These two options are just about the worst idea the PHP designers ever had, and they had plenty of bad ideas when it comes to encodings.
To convert strings to a specific encoding, one has to know what encoding one is converting from. Incoming data is often in an undeclared encoding; the server just receives some binary data, it doesn't know what encoding it represents. You should declare what encoding you expect the browser to send by setting the
The same goes for output; PHP strings are just byte arrays, they do not have an associated encoding. I have no idea how PHP thinks it knows how to convert arbitrary strings to a specific encoding upon input or output.
You should handle this manually, and it's really easy to do anyway: declare to clients what encoding you expect, check whether input is in the correct encoding using
If you do need to convert at any point, make it a Unicode sandwich: convert input from the expected encoding to UTF-8 or another Unicode encoding on input, convert it back to desired output encoding upon output. Whenever you need to convert, make sure you know what you're converting from.
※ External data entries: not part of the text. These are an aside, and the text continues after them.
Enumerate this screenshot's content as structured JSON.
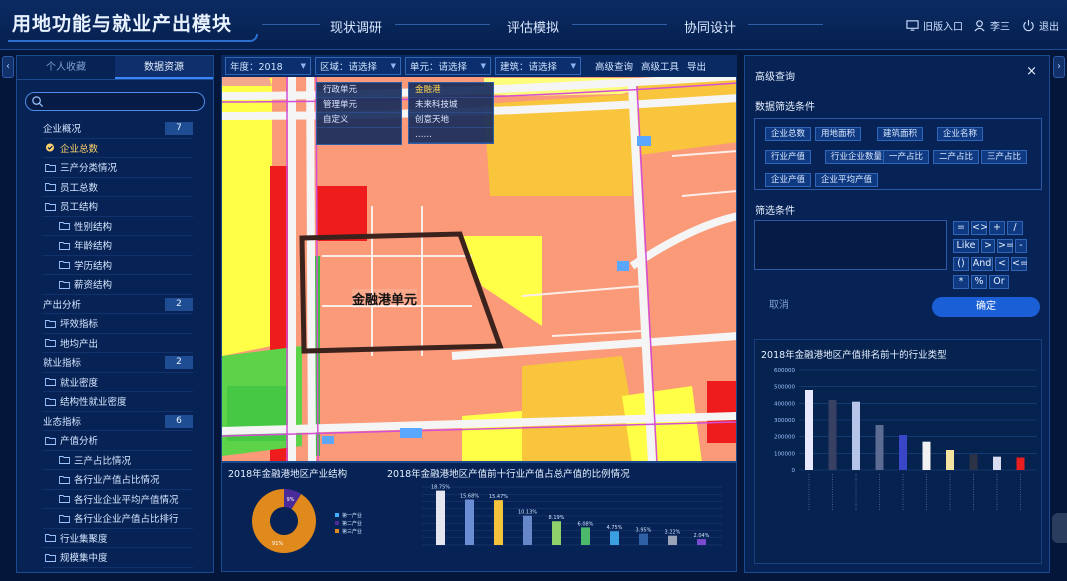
{
  "header": {
    "title": "用地功能与就业产出模块",
    "nav": [
      "现状调研",
      "评估模拟",
      "协同设计"
    ],
    "old_version": "旧版入口",
    "user": "李三",
    "logout": "退出"
  },
  "left_panel": {
    "tabs": [
      "个人收藏",
      "数据资源"
    ],
    "search_placeholder": "",
    "tree": [
      {
        "label": "企业概况",
        "level": 1,
        "badge": "7"
      },
      {
        "label": "企业总数",
        "level": 2,
        "selected": true
      },
      {
        "label": "三产分类情况",
        "level": 2
      },
      {
        "label": "员工总数",
        "level": 2
      },
      {
        "label": "员工结构",
        "level": 2
      },
      {
        "label": "性别结构",
        "level": 3
      },
      {
        "label": "年龄结构",
        "level": 3
      },
      {
        "label": "学历结构",
        "level": 3
      },
      {
        "label": "薪资结构",
        "level": 3
      },
      {
        "label": "产出分析",
        "level": 1,
        "badge": "2"
      },
      {
        "label": "坪效指标",
        "level": 2
      },
      {
        "label": "地均产出",
        "level": 2
      },
      {
        "label": "就业指标",
        "level": 1,
        "badge": "2"
      },
      {
        "label": "就业密度",
        "level": 2
      },
      {
        "label": "结构性就业密度",
        "level": 2
      },
      {
        "label": "业态指标",
        "level": 1,
        "badge": "6"
      },
      {
        "label": "产值分析",
        "level": 2
      },
      {
        "label": "三产占比情况",
        "level": 3
      },
      {
        "label": "各行业产值占比情况",
        "level": 3
      },
      {
        "label": "各行业企业平均产值情况",
        "level": 3
      },
      {
        "label": "各行业企业产值占比排行",
        "level": 3
      },
      {
        "label": "行业集聚度",
        "level": 2
      },
      {
        "label": "规模集中度",
        "level": 2
      }
    ]
  },
  "map": {
    "toolbar": {
      "year": "年度：2018",
      "region": "区域：请选择",
      "unit": "单元：请选择",
      "building": "建筑：请选择",
      "advanced_query": "高级查询",
      "advanced_tools": "高级工具",
      "export": "导出"
    },
    "region_options": [
      "行政单元",
      "管理单元",
      "自定义"
    ],
    "unit_options": [
      "金融港",
      "未来科技城",
      "创意天地",
      "……"
    ],
    "unit_label": "金融港单元",
    "colors": {
      "residential": "#fa9a79",
      "commercial": "#f8c53c",
      "yellow": "#ffff47",
      "red": "#ee1c1c",
      "green": "#4fd24a",
      "road": "#f2f2f2"
    }
  },
  "bottom": {
    "pie_title": "2018年金融港地区产业结构",
    "pie_legend": [
      "第一产业",
      "第二产业",
      "第三产业"
    ],
    "pie_values": [
      "9%",
      "91%"
    ],
    "bar_title": "2018年金融港地区产值前十行业产值占总产值的比例情况"
  },
  "right_panel": {
    "title": "高级查询",
    "close": "×",
    "fields_title": "数据筛选条件",
    "fields": [
      "企业总数",
      "用地面积",
      "建筑面积",
      "企业名称",
      "行业产值",
      "行业企业数量",
      "一产占比",
      "二产占比",
      "三产占比",
      "企业产值",
      "企业平均产值"
    ],
    "cond_title": "筛选条件",
    "operators": [
      "=",
      "<>",
      "+",
      "/",
      "Like",
      ">",
      ">=",
      "-",
      "()",
      "And",
      "<",
      "<=",
      "*",
      "%",
      "Or"
    ],
    "cancel": "取消",
    "ok": "确定",
    "chart_title": "2018年金融港地区产值排名前十的行业类型"
  },
  "chart_data": [
    {
      "type": "pie",
      "title": "2018年金融港地区产业结构",
      "legend": [
        "第一产业",
        "第二产业",
        "第三产业"
      ],
      "values": [
        0,
        9,
        91
      ],
      "labels": [
        "",
        "9%",
        "91%"
      ],
      "colors": [
        "#3fb0ff",
        "#4b2a9a",
        "#e08a1e"
      ]
    },
    {
      "type": "bar",
      "title": "2018年金融港地区产值前十行业产值占总产值的比例情况",
      "values": [
        18.75,
        15.68,
        15.47,
        10.13,
        8.19,
        6.08,
        4.75,
        3.95,
        3.22,
        2.04
      ],
      "labels": [
        "18.75%",
        "15.68%",
        "15.47%",
        "10.13%",
        "8.19%",
        "6.08%",
        "4.75%",
        "3.95%",
        "3.22%",
        "2.04%"
      ],
      "colors": [
        "#e6e6f0",
        "#6a8dd4",
        "#f5c23d",
        "#6688c8",
        "#8fd16a",
        "#4bb86c",
        "#3aa0e0",
        "#2f5fa5",
        "#9aa4b8",
        "#7a4bd0"
      ]
    },
    {
      "type": "bar",
      "title": "2018年金融港地区产值排名前十的行业类型",
      "ylim": [
        0,
        600000
      ],
      "yticks": [
        "600000",
        "500000",
        "400000",
        "300000",
        "200000",
        "100000",
        "0"
      ],
      "values": [
        480000,
        420000,
        410000,
        270000,
        210000,
        170000,
        120000,
        95000,
        80000,
        75000
      ],
      "colors": [
        "#e8e8ff",
        "#384064",
        "#b7c4ea",
        "#5b6b92",
        "#3a46c8",
        "#f2f2f2",
        "#f6e3a0",
        "#2c3347",
        "#d8dcf0",
        "#e81f1f"
      ]
    }
  ]
}
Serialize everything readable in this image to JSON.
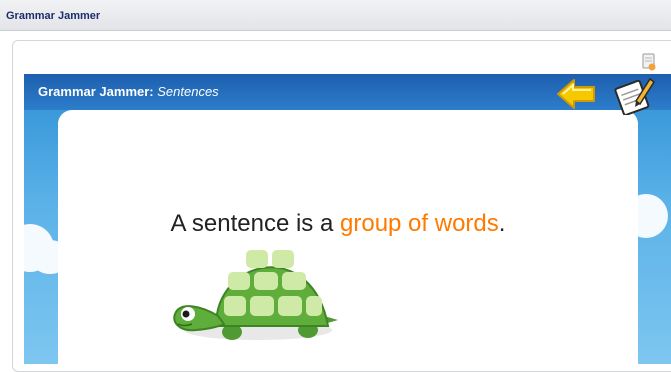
{
  "app": {
    "title": "Grammar Jammer"
  },
  "activity": {
    "title_main": "Grammar Jammer:",
    "title_topic": "Sentences"
  },
  "content": {
    "sentence_start": "A sentence is a ",
    "sentence_highlight": "group of words",
    "sentence_end": "."
  },
  "colors": {
    "header_blue": "#1d5fae",
    "sky_blue": "#5bb2e8",
    "highlight_orange": "#ff7a00",
    "arrow_yellow": "#f6c800",
    "turtle_green": "#5fae3b"
  },
  "icons": {
    "doc": "document-icon",
    "back": "back-arrow-icon",
    "notes": "notepad-pencil-icon",
    "mascot": "turtle-icon"
  }
}
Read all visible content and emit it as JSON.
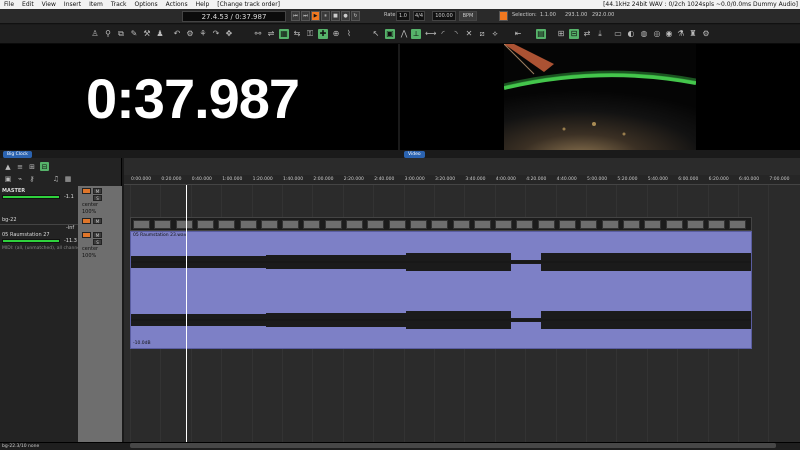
{
  "menubar": {
    "items": [
      "File",
      "Edit",
      "View",
      "Insert",
      "Item",
      "Track",
      "Options",
      "Actions",
      "Help",
      "[Change track order]"
    ],
    "status": "[44.1kHz 24bit WAV : 0/2ch 1024spls ~0.0/0.0ms Dummy Audio]"
  },
  "transport": {
    "time": "27.4.53 / 0:37.987",
    "rate_label": "Rate:",
    "rate_value": "1.0",
    "timesig": "4/4",
    "bpm_value": "100.00",
    "bpm_label": "BPM",
    "selection_label": "Selection:",
    "sel_start": "1.1.00",
    "sel_end": "293.1.00",
    "sel_len": "292.0.00"
  },
  "panels": {
    "big_clock_time": "0:37.987",
    "big_clock_tab": "Big Clock",
    "video_tab": "Video"
  },
  "tracks": {
    "master": {
      "name": "MASTER",
      "meter": "-1.1",
      "pan": "center",
      "vol": "100%"
    },
    "track1": {
      "name": "bg-22",
      "db": "-inf"
    },
    "track2": {
      "name": "05 Raumstation 27",
      "db": "-11.3",
      "input": "MIDI: (all, (unmatched), all channels)",
      "pan": "center",
      "vol": "100%"
    }
  },
  "arrange": {
    "ruler": [
      "0:00.000",
      "0:20.000",
      "0:40.000",
      "1:00.000",
      "1:20.000",
      "1:40.000",
      "2:00.000",
      "2:20.000",
      "2:40.000",
      "3:00.000",
      "3:20.000",
      "3:40.000",
      "4:00.000",
      "4:20.000",
      "4:40.000",
      "5:00.000",
      "5:20.000",
      "5:40.000",
      "6:00.000",
      "6:20.000",
      "6:40.000",
      "7:00.000"
    ],
    "audio_item_name": "05 Raumstation 23.wav",
    "audio_item_vol": "-10.0dB"
  },
  "statusbar": {
    "text": "bg-22.3/10 none"
  },
  "colors": {
    "accent_orange": "#f07820",
    "meter_green": "#2fd13d",
    "item_purple": "#7d80c6",
    "tab_blue": "#2b63b0"
  }
}
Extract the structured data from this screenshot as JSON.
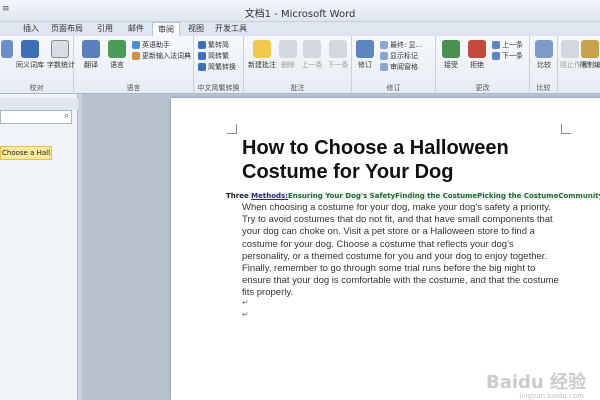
{
  "window": {
    "title": "文档1 - Microsoft Word",
    "quick_access": "≡"
  },
  "tabs": [
    "插入",
    "页面布局",
    "引用",
    "邮件",
    "审阅",
    "视图",
    "开发工具"
  ],
  "active_tab": "审阅",
  "ribbon": {
    "proofing": {
      "label": "校对",
      "items": [
        "息\n检索",
        "同义词库",
        "字数统计"
      ]
    },
    "language": {
      "label": "语言",
      "items": [
        "翻译",
        "语言"
      ],
      "small": [
        "英语助手",
        "更新输入法词典"
      ]
    },
    "chinese": {
      "label": "中文简繁转换",
      "items": [
        "繁转简",
        "简转繁",
        "简繁转换"
      ]
    },
    "comments": {
      "label": "批注",
      "items": [
        "新建批注",
        "删除",
        "上一条",
        "下一条"
      ]
    },
    "tracking": {
      "label": "修订",
      "items": [
        "修订"
      ],
      "small": [
        "最终: 显...",
        "显示标记",
        "审阅窗格"
      ]
    },
    "changes": {
      "label": "更改",
      "items": [
        "接受",
        "拒绝"
      ],
      "small": [
        "上一条",
        "下一条"
      ]
    },
    "compare": {
      "label": "比较",
      "items": [
        "比较"
      ]
    },
    "protect": {
      "label": "保护",
      "items": [
        "阻止作者",
        "限制编辑"
      ]
    }
  },
  "nav": {
    "search_icon": "⌕",
    "item": "Choose a Hall..."
  },
  "document": {
    "title": "How to Choose a Halloween Costume for Your Dog",
    "methods_prefix": "Three ",
    "methods_word": "Methods:",
    "methods_rest": "Ensuring Your Dog's SafetyFinding the CostumePicking the CostumeCommunity Q&A",
    "body": "When choosing a costume for your dog, make your dog's safety a priority. Try to avoid costumes that do not fit, and that have small components that your dog can choke on. Visit a pet store or a Halloween store to find a costume for your dog. Choose a costume that reflects your dog's personality, or a themed costume for you and your dog to enjoy together. Finally, remember to go through some trial runs before the big night to ensure that your dog is comfortable with the costume, and that the costume fits properly.",
    "para_mark": "↵"
  },
  "watermark": {
    "brand": "Baidu 经验",
    "url": "jingyan.baidu.com"
  }
}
You cannot magically "make all strings UTF-8" with one declaration.